King Charles to gradually replace Queen Elizabeth on British banknotes from mid-2024
- Queen Elizabeth’s image has appeared on at least 33 different currencies, according to the Guinness Book of World Records
- The queen’s image was replaced on Hong Kong currency with the Bauhinia blakeana flower beginning in 1993
The Royal Mint separately confirmed on Tuesday that King Charles also will begin to appear on British coins at a later date.
Queen Elizabeth’s image has appeared on British banknotes since 1960 and appeared on at least 33 different currencies worldwide, the most of any monarch, according to the Guinness Book of World Records.
There are 27 billion coins featuring her image in circulation in Britain, the Royal Mint said.
Five British monarchs had been featured on the city’s legal tender during their reign since Queen Victoria in 1863. The change was made ahead of Hong Kong’s handover back to China in 1997.
The Bank of England introduced the first polymer banknotes in 2016, which were designed to last longer and be harder to counterfeit than older paper notes.
King Charles’s portrait will appear on existing designs of all four polymer banknotes in circulation – the £5, £10, £20 and £50 – and there will be no additional changes to the existing banknote designs. A cameo portrait of the king also will appear on the notes’ see-through security window.
Images of the new currency featuring King Charles will be revealed at a later date, according to the Bank of England and the Royal Mint.
The announcement also comes as the British pound fell to a record low against the US dollar on Monday and has declined against other currencies on concerns about the British government’s plan to address a cost-of-living crisis sparked by surging energy prices.
On Friday, Treasury chief Kwasi Kwarteng unveiled a plan to borrow £60 billion to help support households and businesses with their energy bills this winter, while introducing the biggest cut in taxes in Britain in a half-century to try to spur growth.
The plan has unnerved the markets, with the pound reaching a low of US$1.035 on Monday.

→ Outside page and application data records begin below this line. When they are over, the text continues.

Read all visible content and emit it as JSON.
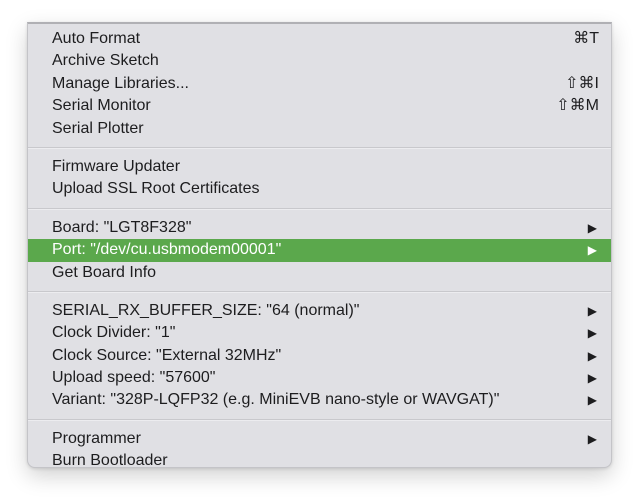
{
  "menu": {
    "groups": [
      [
        {
          "label": "Auto Format",
          "shortcut": "⌘T",
          "submenu": false
        },
        {
          "label": "Archive Sketch",
          "shortcut": "",
          "submenu": false
        },
        {
          "label": "Manage Libraries...",
          "shortcut": "⇧⌘I",
          "submenu": false
        },
        {
          "label": "Serial Monitor",
          "shortcut": "⇧⌘M",
          "submenu": false
        },
        {
          "label": "Serial Plotter",
          "shortcut": "",
          "submenu": false
        }
      ],
      [
        {
          "label": "Firmware Updater",
          "shortcut": "",
          "submenu": false
        },
        {
          "label": "Upload SSL Root Certificates",
          "shortcut": "",
          "submenu": false
        }
      ],
      [
        {
          "label": "Board: \"LGT8F328\"",
          "shortcut": "",
          "submenu": true
        },
        {
          "label": "Port: \"/dev/cu.usbmodem00001\"",
          "shortcut": "",
          "submenu": true,
          "highlighted": true
        },
        {
          "label": "Get Board Info",
          "shortcut": "",
          "submenu": false
        }
      ],
      [
        {
          "label": "SERIAL_RX_BUFFER_SIZE: \"64 (normal)\"",
          "shortcut": "",
          "submenu": true
        },
        {
          "label": "Clock Divider: \"1\"",
          "shortcut": "",
          "submenu": true
        },
        {
          "label": "Clock Source: \"External 32MHz\"",
          "shortcut": "",
          "submenu": true
        },
        {
          "label": "Upload speed: \"57600\"",
          "shortcut": "",
          "submenu": true
        },
        {
          "label": "Variant: \"328P-LQFP32 (e.g. MiniEVB nano-style or WAVGAT)\"",
          "shortcut": "",
          "submenu": true
        }
      ],
      [
        {
          "label": "Programmer",
          "shortcut": "",
          "submenu": true
        },
        {
          "label": "Burn Bootloader",
          "shortcut": "",
          "submenu": false
        }
      ]
    ],
    "submenu_arrow": "▶",
    "highlight_color": "#5ba84c"
  }
}
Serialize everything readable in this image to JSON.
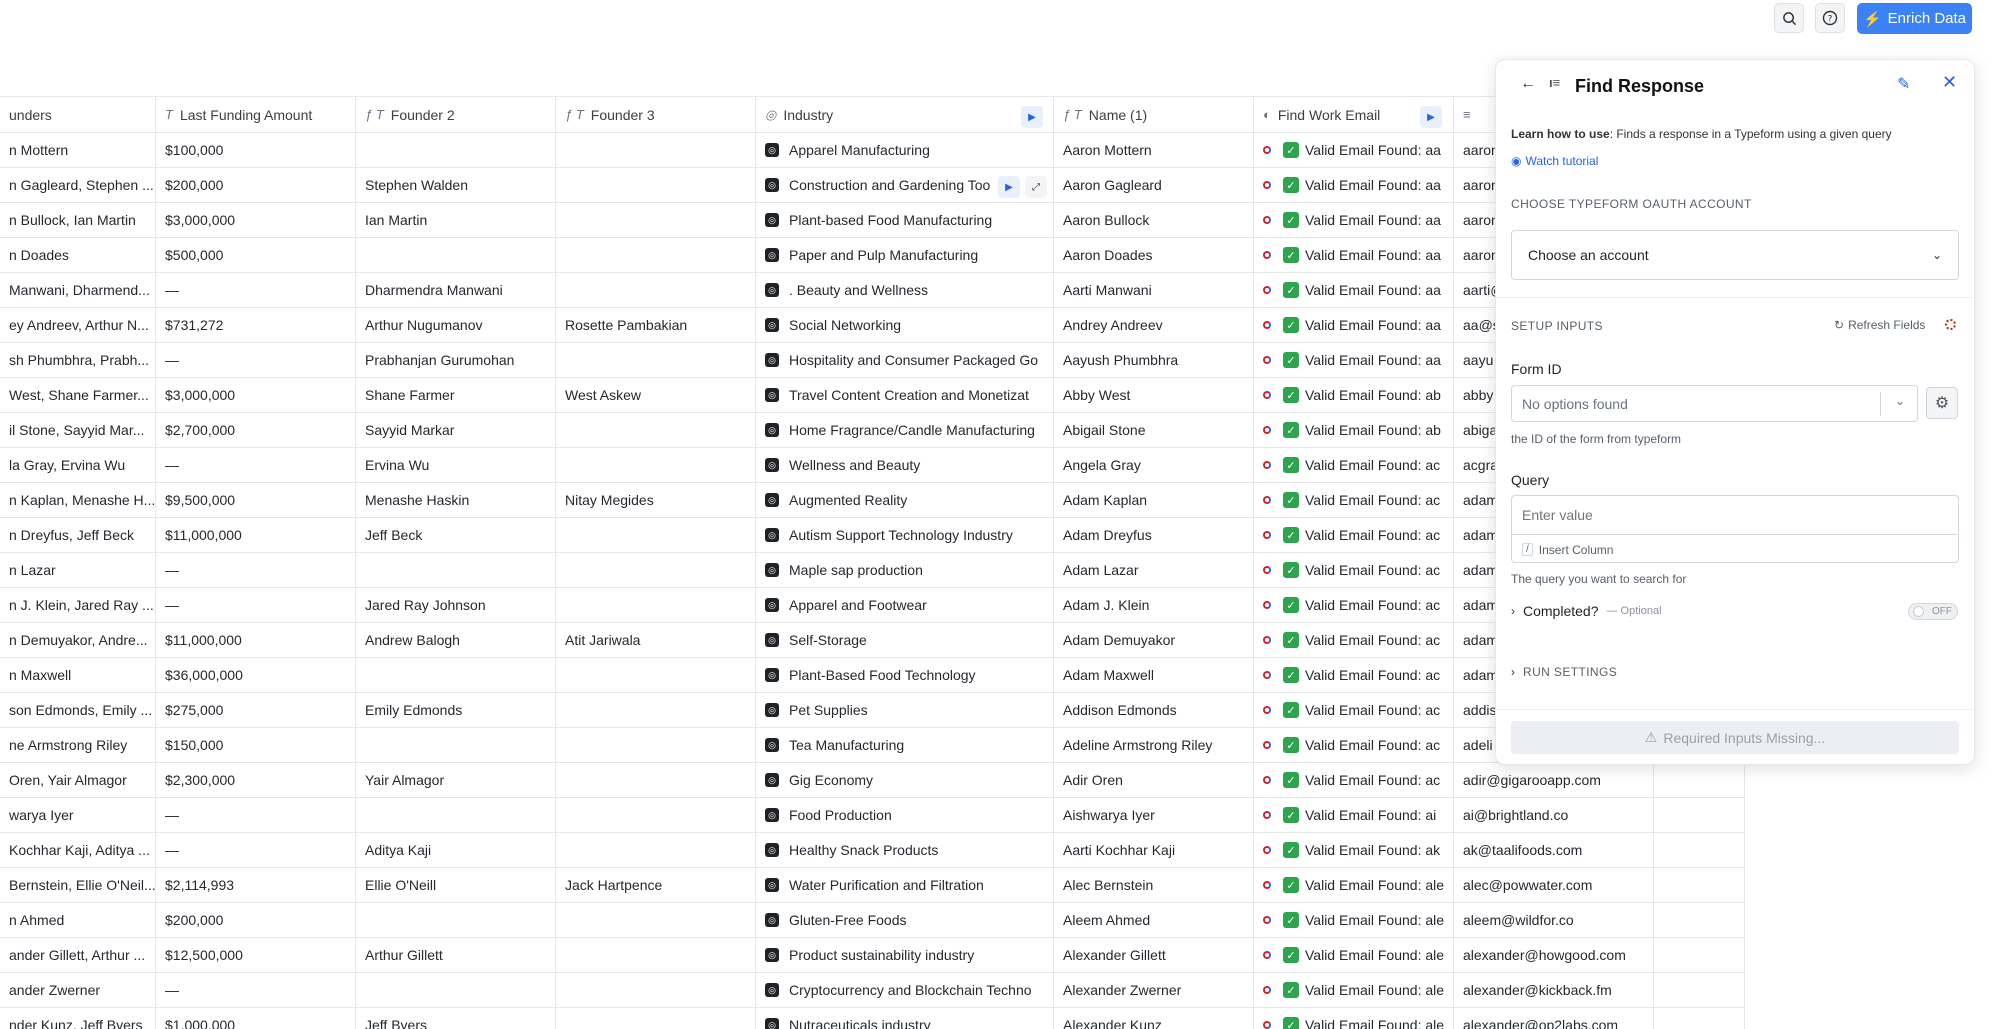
{
  "toolbar": {
    "search_icon": "search-icon",
    "help_icon": "help-icon",
    "enrich_label": "Enrich Data",
    "enrich_color": "#3b82f6"
  },
  "columns": [
    {
      "label": "unders",
      "icon": "",
      "width": 156
    },
    {
      "label": "Last Funding Amount",
      "icon": "T",
      "width": 200
    },
    {
      "label": "Founder 2",
      "icon": "ƒ T",
      "width": 200
    },
    {
      "label": "Founder 3",
      "icon": "ƒ T",
      "width": 200
    },
    {
      "label": "Industry",
      "icon": "◎",
      "width": 298
    },
    {
      "label": "Name (1)",
      "icon": "ƒ T",
      "width": 200
    },
    {
      "label": "Find Work Email",
      "icon": "◐",
      "width": 200
    },
    {
      "label": "",
      "icon": "≡",
      "width": 200
    },
    {
      "label": "",
      "icon": "",
      "width": 91
    }
  ],
  "rows": [
    [
      "n Mottern",
      "$100,000",
      "",
      "",
      "Apparel Manufacturing",
      "Aaron Mottern",
      "Valid Email Found: aa",
      "aaron",
      ""
    ],
    [
      "n Gagleard, Stephen ...",
      "$200,000",
      "Stephen Walden",
      "",
      "Construction and Gardening Too",
      "Aaron Gagleard",
      "Valid Email Found: aa",
      "aaron",
      ""
    ],
    [
      "n Bullock, Ian Martin",
      "$3,000,000",
      "Ian Martin",
      "",
      "Plant-based Food Manufacturing",
      "Aaron Bullock",
      "Valid Email Found: aa",
      "aaron",
      ""
    ],
    [
      "n Doades",
      "$500,000",
      "",
      "",
      "Paper and Pulp Manufacturing",
      "Aaron Doades",
      "Valid Email Found: aa",
      "aaron",
      ""
    ],
    [
      "Manwani, Dharmend...",
      "—",
      "Dharmendra Manwani",
      "",
      ". Beauty and Wellness",
      "Aarti Manwani",
      "Valid Email Found: aa",
      "aarti@",
      ""
    ],
    [
      "ey Andreev, Arthur N...",
      "$731,272",
      "Arthur Nugumanov",
      "Rosette Pambakian",
      "Social Networking",
      "Andrey Andreev",
      "Valid Email Found: aa",
      "aa@s",
      ""
    ],
    [
      "sh Phumbhra, Prabh...",
      "—",
      "Prabhanjan Gurumohan",
      "",
      "Hospitality and Consumer Packaged Go",
      "Aayush Phumbhra",
      "Valid Email Found: aa",
      "aayu",
      ""
    ],
    [
      " West, Shane Farmer...",
      "$3,000,000",
      "Shane Farmer",
      "West Askew",
      "Travel Content Creation and Monetizat",
      "Abby West",
      "Valid Email Found: ab",
      "abby",
      ""
    ],
    [
      "il Stone, Sayyid Mar...",
      "$2,700,000",
      "Sayyid Markar",
      "",
      "Home Fragrance/Candle Manufacturing",
      "Abigail Stone",
      "Valid Email Found: ab",
      "abiga",
      ""
    ],
    [
      "la Gray, Ervina Wu",
      "—",
      "Ervina Wu",
      "",
      "Wellness and Beauty",
      "Angela Gray",
      "Valid Email Found: ac",
      "acgra",
      ""
    ],
    [
      "n Kaplan, Menashe H...",
      "$9,500,000",
      "Menashe Haskin",
      "Nitay Megides",
      "Augmented Reality",
      "Adam Kaplan",
      "Valid Email Found: ac",
      "adam",
      ""
    ],
    [
      "n Dreyfus, Jeff Beck",
      "$11,000,000",
      "Jeff Beck",
      "",
      "Autism Support Technology Industry",
      "Adam Dreyfus",
      "Valid Email Found: ac",
      "adam",
      ""
    ],
    [
      "n Lazar",
      "—",
      "",
      "",
      "Maple sap production",
      "Adam Lazar",
      "Valid Email Found: ac",
      "adam",
      ""
    ],
    [
      "n J. Klein, Jared Ray ...",
      "—",
      "Jared Ray Johnson",
      "",
      "Apparel and Footwear",
      "Adam J. Klein",
      "Valid Email Found: ac",
      "adam",
      ""
    ],
    [
      "n Demuyakor, Andre...",
      "$11,000,000",
      "Andrew Balogh",
      "Atit Jariwala",
      "Self-Storage",
      "Adam Demuyakor",
      "Valid Email Found: ac",
      "adam",
      ""
    ],
    [
      "n Maxwell",
      "$36,000,000",
      "",
      "",
      "Plant-Based Food Technology",
      "Adam Maxwell",
      "Valid Email Found: ac",
      "adam",
      ""
    ],
    [
      "son Edmonds, Emily ...",
      "$275,000",
      "Emily Edmonds",
      "",
      "Pet Supplies",
      "Addison Edmonds",
      "Valid Email Found: ac",
      "addis",
      ""
    ],
    [
      "ne Armstrong Riley",
      "$150,000",
      "",
      "",
      "Tea Manufacturing",
      "Adeline Armstrong Riley",
      "Valid Email Found: ac",
      "adeli",
      ""
    ],
    [
      "Oren, Yair Almagor",
      "$2,300,000",
      "Yair Almagor",
      "",
      "Gig Economy",
      "Adir Oren",
      "Valid Email Found: ac",
      "adir@gigarooapp.com",
      ""
    ],
    [
      "warya Iyer",
      "—",
      "",
      "",
      "Food Production",
      "Aishwarya Iyer",
      "Valid Email Found: ai",
      "ai@brightland.co",
      ""
    ],
    [
      "Kochhar Kaji, Aditya ...",
      "—",
      "Aditya Kaji",
      "",
      "Healthy Snack Products",
      "Aarti Kochhar Kaji",
      "Valid Email Found: ak",
      "ak@taalifoods.com",
      ""
    ],
    [
      "Bernstein, Ellie O'Neil...",
      "$2,114,993",
      "Ellie O'Neill",
      "Jack Hartpence",
      "Water Purification and Filtration",
      "Alec Bernstein",
      "Valid Email Found: ale",
      "alec@powwater.com",
      ""
    ],
    [
      "n Ahmed",
      "$200,000",
      "",
      "",
      "Gluten-Free Foods",
      "Aleem Ahmed",
      "Valid Email Found: ale",
      "aleem@wildfor.co",
      ""
    ],
    [
      "ander Gillett, Arthur ...",
      "$12,500,000",
      "Arthur Gillett",
      "",
      "Product sustainability industry",
      "Alexander Gillett",
      "Valid Email Found: ale",
      "alexander@howgood.com",
      ""
    ],
    [
      "ander Zwerner",
      "—",
      "",
      "",
      "Cryptocurrency and Blockchain Techno",
      "Alexander Zwerner",
      "Valid Email Found: ale",
      "alexander@kickback.fm",
      ""
    ],
    [
      "nder Kunz, Jeff Byers",
      "$1,000,000",
      "Jeff Byers",
      "",
      "Nutraceuticals industry",
      "Alexander Kunz",
      "Valid Email Found: ale",
      "alexander@op2labs.com",
      ""
    ]
  ],
  "panel": {
    "title": "Find Response",
    "learn_prefix": "Learn how to use",
    "learn_text": ": Finds a response in a Typeform using a given query",
    "watch_tutorial": "Watch tutorial",
    "oauth_section": "CHOOSE TYPEFORM OAUTH ACCOUNT",
    "account_select": "Choose an account",
    "setup_section": "SETUP INPUTS",
    "refresh_fields": "Refresh Fields",
    "form_id_label": "Form ID",
    "form_id_value": "No options found",
    "form_id_help": "the ID of the form from typeform",
    "query_label": "Query",
    "query_placeholder": "Enter value",
    "insert_column": "Insert Column",
    "query_help": "The query you want to search for",
    "completed_label": "Completed?",
    "completed_optional": "— Optional",
    "toggle_label": "OFF",
    "run_settings": "RUN SETTINGS",
    "required_missing": "Required Inputs Missing..."
  }
}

The pound recovered some of those losses on Tuesday, rising 1.1 per cent to US$1.08 in midmorning trading in London.